- _Assigned task_
The whole listing below is to be output exactly, with no line skipped.

- _Data extracts_
===
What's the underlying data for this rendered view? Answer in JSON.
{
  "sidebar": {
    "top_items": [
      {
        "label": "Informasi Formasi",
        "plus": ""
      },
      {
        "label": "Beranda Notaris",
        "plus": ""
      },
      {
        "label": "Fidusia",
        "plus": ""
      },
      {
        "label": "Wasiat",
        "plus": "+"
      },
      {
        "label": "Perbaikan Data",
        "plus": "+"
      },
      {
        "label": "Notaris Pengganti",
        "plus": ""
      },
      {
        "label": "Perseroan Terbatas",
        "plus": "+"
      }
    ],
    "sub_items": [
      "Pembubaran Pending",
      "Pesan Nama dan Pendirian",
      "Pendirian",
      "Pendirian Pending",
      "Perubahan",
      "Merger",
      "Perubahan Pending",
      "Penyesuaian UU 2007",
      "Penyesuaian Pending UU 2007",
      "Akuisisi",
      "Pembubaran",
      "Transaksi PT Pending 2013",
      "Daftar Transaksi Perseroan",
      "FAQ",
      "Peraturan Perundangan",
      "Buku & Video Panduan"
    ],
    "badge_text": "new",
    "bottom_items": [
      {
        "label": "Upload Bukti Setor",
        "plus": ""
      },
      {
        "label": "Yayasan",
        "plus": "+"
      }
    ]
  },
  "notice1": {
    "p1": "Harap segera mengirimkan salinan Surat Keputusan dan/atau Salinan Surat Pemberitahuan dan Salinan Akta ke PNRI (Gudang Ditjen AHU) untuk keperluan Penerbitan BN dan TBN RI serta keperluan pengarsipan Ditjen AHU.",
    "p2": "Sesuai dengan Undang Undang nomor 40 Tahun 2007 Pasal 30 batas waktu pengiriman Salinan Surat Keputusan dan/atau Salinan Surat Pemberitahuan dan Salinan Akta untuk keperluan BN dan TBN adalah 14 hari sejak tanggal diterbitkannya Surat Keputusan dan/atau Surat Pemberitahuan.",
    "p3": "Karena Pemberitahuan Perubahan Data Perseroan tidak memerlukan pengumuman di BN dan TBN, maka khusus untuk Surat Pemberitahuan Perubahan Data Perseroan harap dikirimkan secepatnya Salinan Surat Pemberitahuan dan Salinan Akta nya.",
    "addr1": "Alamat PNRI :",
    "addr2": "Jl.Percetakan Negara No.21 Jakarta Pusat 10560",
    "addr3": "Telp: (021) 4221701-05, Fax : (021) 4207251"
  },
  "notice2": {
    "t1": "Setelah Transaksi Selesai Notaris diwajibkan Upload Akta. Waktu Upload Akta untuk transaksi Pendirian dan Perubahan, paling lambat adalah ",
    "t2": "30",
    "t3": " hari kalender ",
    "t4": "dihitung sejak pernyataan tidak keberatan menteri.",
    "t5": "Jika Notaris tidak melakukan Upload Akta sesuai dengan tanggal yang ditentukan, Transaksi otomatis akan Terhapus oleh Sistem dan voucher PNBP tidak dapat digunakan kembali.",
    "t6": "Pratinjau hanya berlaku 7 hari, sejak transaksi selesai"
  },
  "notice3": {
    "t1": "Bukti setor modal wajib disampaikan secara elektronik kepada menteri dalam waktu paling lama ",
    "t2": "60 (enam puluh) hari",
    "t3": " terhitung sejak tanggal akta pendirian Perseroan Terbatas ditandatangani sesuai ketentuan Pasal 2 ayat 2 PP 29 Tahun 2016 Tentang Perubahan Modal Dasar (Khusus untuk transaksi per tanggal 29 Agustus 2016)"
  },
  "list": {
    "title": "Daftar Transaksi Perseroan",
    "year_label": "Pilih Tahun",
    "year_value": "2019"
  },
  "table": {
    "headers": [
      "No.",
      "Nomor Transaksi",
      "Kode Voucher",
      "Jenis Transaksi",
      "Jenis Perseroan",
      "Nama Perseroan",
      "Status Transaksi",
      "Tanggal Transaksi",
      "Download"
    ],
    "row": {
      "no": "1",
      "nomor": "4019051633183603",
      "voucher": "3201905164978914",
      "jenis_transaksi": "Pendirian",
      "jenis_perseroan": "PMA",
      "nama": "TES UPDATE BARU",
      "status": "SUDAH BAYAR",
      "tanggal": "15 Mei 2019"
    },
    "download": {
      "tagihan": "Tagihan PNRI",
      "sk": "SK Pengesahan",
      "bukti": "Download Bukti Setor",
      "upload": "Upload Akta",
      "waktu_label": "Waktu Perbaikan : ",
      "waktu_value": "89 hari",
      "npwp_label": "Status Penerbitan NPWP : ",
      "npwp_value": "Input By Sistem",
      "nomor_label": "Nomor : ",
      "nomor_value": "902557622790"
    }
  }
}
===
- _Output for this task_
What's the underlying data for this rendered view? Answer in JSON.
{
  "sidebar": {
    "top_items": [
      {
        "label": "Informasi Formasi",
        "plus": ""
      },
      {
        "label": "Beranda Notaris",
        "plus": ""
      },
      {
        "label": "Fidusia",
        "plus": ""
      },
      {
        "label": "Wasiat",
        "plus": "+"
      },
      {
        "label": "Perbaikan Data",
        "plus": "+"
      },
      {
        "label": "Notaris Pengganti",
        "plus": ""
      },
      {
        "label": "Perseroan Terbatas",
        "plus": "+"
      }
    ],
    "sub_items": [
      "Pembubaran Pending",
      "Pesan Nama dan Pendirian",
      "Pendirian",
      "Pendirian Pending",
      "Perubahan",
      "Merger",
      "Perubahan Pending",
      "Penyesuaian UU 2007",
      "Penyesuaian Pending UU 2007",
      "Akuisisi",
      "Pembubaran",
      "Transaksi PT Pending 2013",
      "Daftar Transaksi Perseroan",
      "FAQ",
      "Peraturan Perundangan",
      "Buku & Video Panduan"
    ],
    "badge_text": "new",
    "bottom_items": [
      {
        "label": "Upload Bukti Setor",
        "plus": ""
      },
      {
        "label": "Yayasan",
        "plus": "+"
      }
    ]
  },
  "notice1": {
    "p1": "Harap segera mengirimkan salinan Surat Keputusan dan/atau Salinan Surat Pemberitahuan dan Salinan Akta ke PNRI (Gudang Ditjen AHU) untuk keperluan Penerbitan BN dan TBN RI serta keperluan pengarsipan Ditjen AHU.",
    "p2": "Sesuai dengan Undang Undang nomor 40 Tahun 2007 Pasal 30 batas waktu pengiriman Salinan Surat Keputusan dan/atau Salinan Surat Pemberitahuan dan Salinan Akta untuk keperluan BN dan TBN adalah 14 hari sejak tanggal diterbitkannya Surat Keputusan dan/atau Surat Pemberitahuan.",
    "p3": "Karena Pemberitahuan Perubahan Data Perseroan tidak memerlukan pengumuman di BN dan TBN, maka khusus untuk Surat Pemberitahuan Perubahan Data Perseroan harap dikirimkan secepatnya Salinan Surat Pemberitahuan dan Salinan Akta nya.",
    "addr1": "Alamat PNRI :",
    "addr2": "Jl.Percetakan Negara No.21 Jakarta Pusat 10560",
    "addr3": "Telp: (021) 4221701-05, Fax : (021) 4207251"
  },
  "notice2": {
    "t1": "Setelah Transaksi Selesai Notaris diwajibkan Upload Akta. Waktu Upload Akta untuk transaksi Pendirian dan Perubahan, paling lambat adalah ",
    "t2": "30",
    "t3": " hari kalender ",
    "t4": "dihitung sejak pernyataan tidak keberatan menteri.",
    "t5": "Jika Notaris tidak melakukan Upload Akta sesuai dengan tanggal yang ditentukan, Transaksi otomatis akan Terhapus oleh Sistem dan voucher PNBP tidak dapat digunakan kembali.",
    "t6": "Pratinjau hanya berlaku 7 hari, sejak transaksi selesai"
  },
  "notice3": {
    "t1": "Bukti setor modal wajib disampaikan secara elektronik kepada menteri dalam waktu paling lama ",
    "t2": "60 (enam puluh) hari",
    "t3": " terhitung sejak tanggal akta pendirian Perseroan Terbatas ditandatangani sesuai ketentuan Pasal 2 ayat 2 PP 29 Tahun 2016 Tentang Perubahan Modal Dasar (Khusus untuk transaksi per tanggal 29 Agustus 2016)"
  },
  "list": {
    "title": "Daftar Transaksi Perseroan",
    "year_label": "Pilih Tahun",
    "year_value": "2019"
  },
  "table": {
    "headers": [
      "No.",
      "Nomor Transaksi",
      "Kode Voucher",
      "Jenis Transaksi",
      "Jenis Perseroan",
      "Nama Perseroan",
      "Status Transaksi",
      "Tanggal Transaksi",
      "Download"
    ],
    "row": {
      "no": "1",
      "nomor": "4019051633183603",
      "voucher": "3201905164978914",
      "jenis_transaksi": "Pendirian",
      "jenis_perseroan": "PMA",
      "nama": "TES UPDATE BARU",
      "status": "SUDAH BAYAR",
      "tanggal": "15 Mei 2019"
    },
    "download": {
      "tagihan": "Tagihan PNRI",
      "sk": "SK Pengesahan",
      "bukti": "Download Bukti Setor",
      "upload": "Upload Akta",
      "waktu_label": "Waktu Perbaikan : ",
      "waktu_value": "89 hari",
      "npwp_label": "Status Penerbitan NPWP : ",
      "npwp_value": "Input By Sistem",
      "nomor_label": "Nomor : ",
      "nomor_value": "902557622790"
    }
  }
}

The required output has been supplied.